══ Information supplied ══
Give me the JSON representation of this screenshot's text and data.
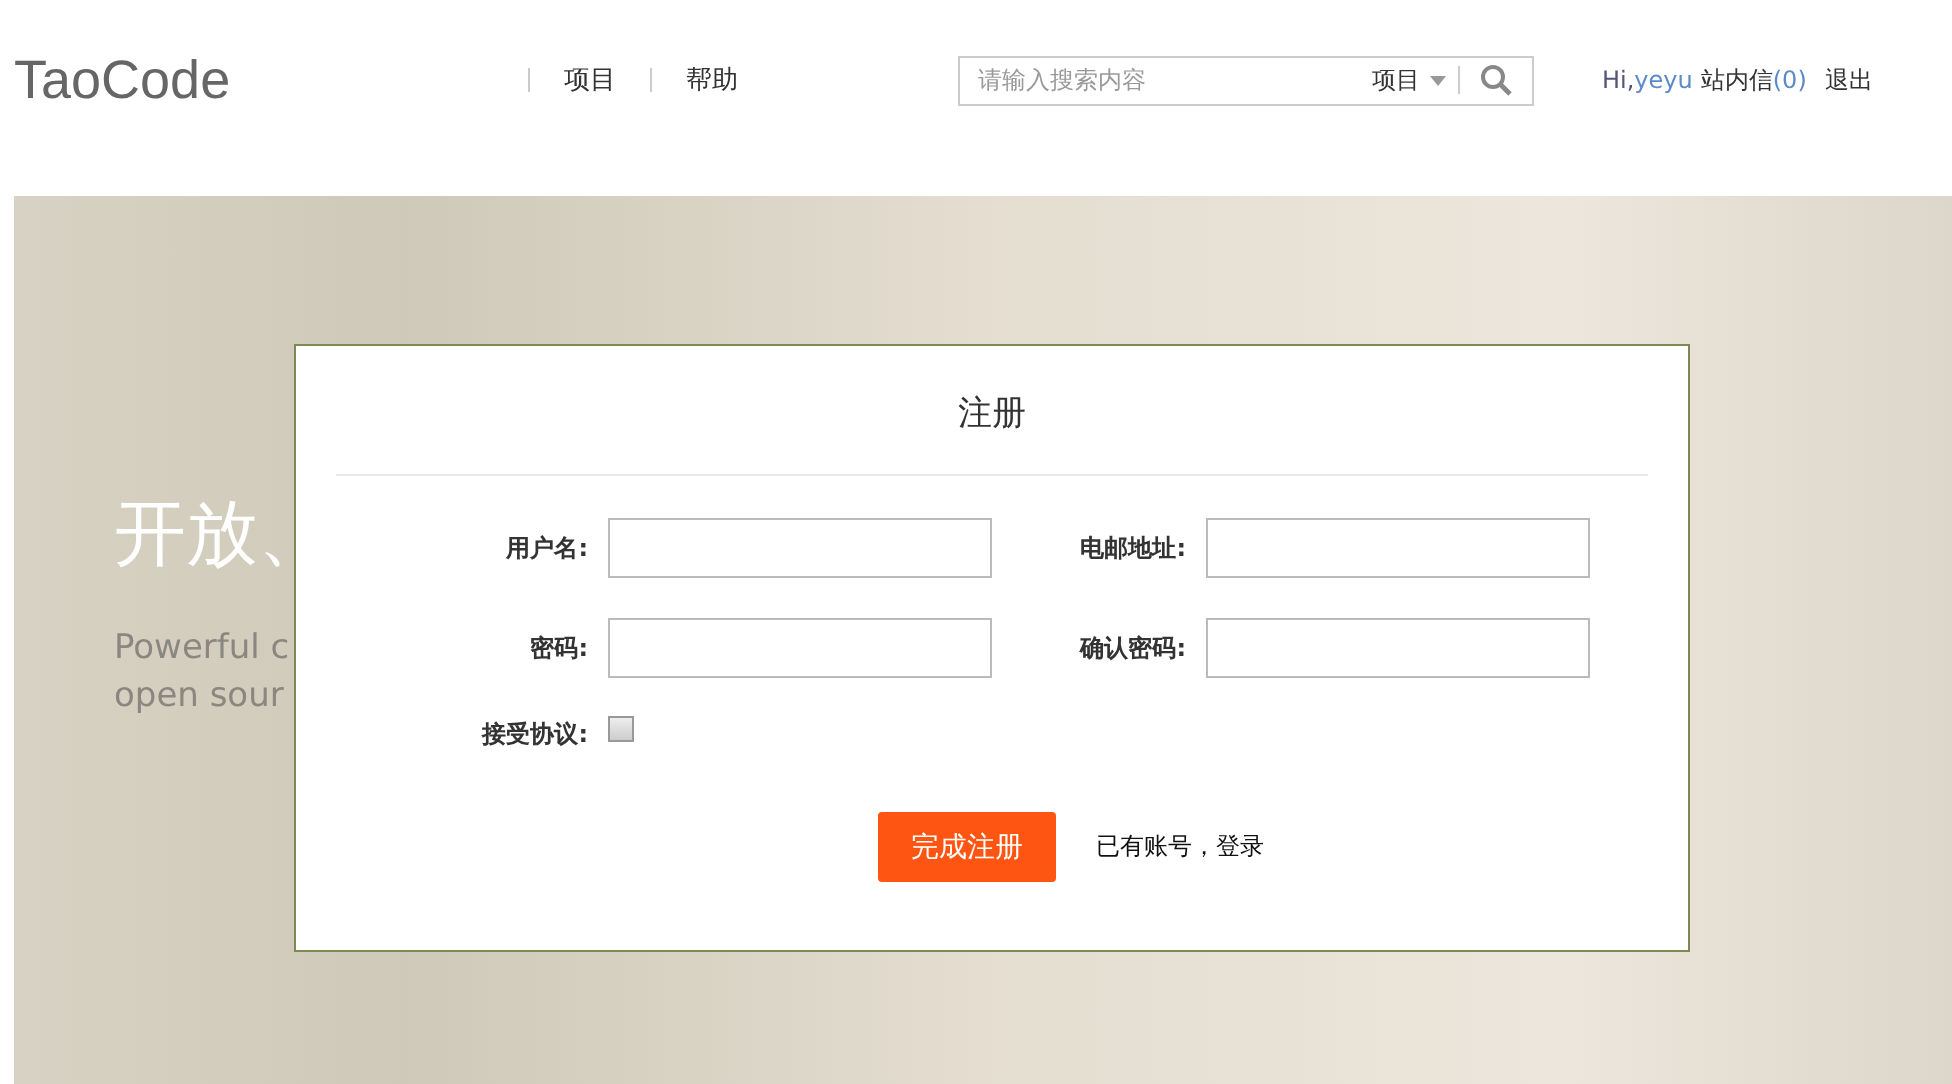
{
  "header": {
    "logo": "TaoCode",
    "nav": [
      "项目",
      "帮助"
    ],
    "search": {
      "placeholder": "请输入搜索内容",
      "scope": "项目"
    },
    "user": {
      "greeting": "Hi,",
      "name": "yeyu",
      "messages": "站内信",
      "message_count": "(0)",
      "logout": "退出"
    }
  },
  "hero": {
    "title": "开放、",
    "lines": [
      "Powerful c",
      "open sour"
    ]
  },
  "dialog": {
    "title": "注册",
    "fields": [
      {
        "label": "用户名:"
      },
      {
        "label": "电邮地址:"
      },
      {
        "label": "密码:"
      },
      {
        "label": "确认密码:"
      }
    ],
    "agreement": {
      "label": "接受协议:",
      "checked": false
    },
    "submit": "完成注册",
    "login_link": "已有账号，登录"
  }
}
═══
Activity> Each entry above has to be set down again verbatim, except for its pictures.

Result of this task>
Give me the JSON representation of this screenshot's text and data.
{
  "header": {
    "logo": "TaoCode",
    "nav": [
      "项目",
      "帮助"
    ],
    "search": {
      "placeholder": "请输入搜索内容",
      "scope": "项目"
    },
    "user": {
      "greeting": "Hi,",
      "name": "yeyu",
      "messages": "站内信",
      "message_count": "(0)",
      "logout": "退出"
    }
  },
  "hero": {
    "title": "开放、",
    "lines": [
      "Powerful c",
      "open sour"
    ]
  },
  "dialog": {
    "title": "注册",
    "fields": [
      {
        "label": "用户名:"
      },
      {
        "label": "电邮地址:"
      },
      {
        "label": "密码:"
      },
      {
        "label": "确认密码:"
      }
    ],
    "agreement": {
      "label": "接受协议:",
      "checked": false
    },
    "submit": "完成注册",
    "login_link": "已有账号，登录"
  }
}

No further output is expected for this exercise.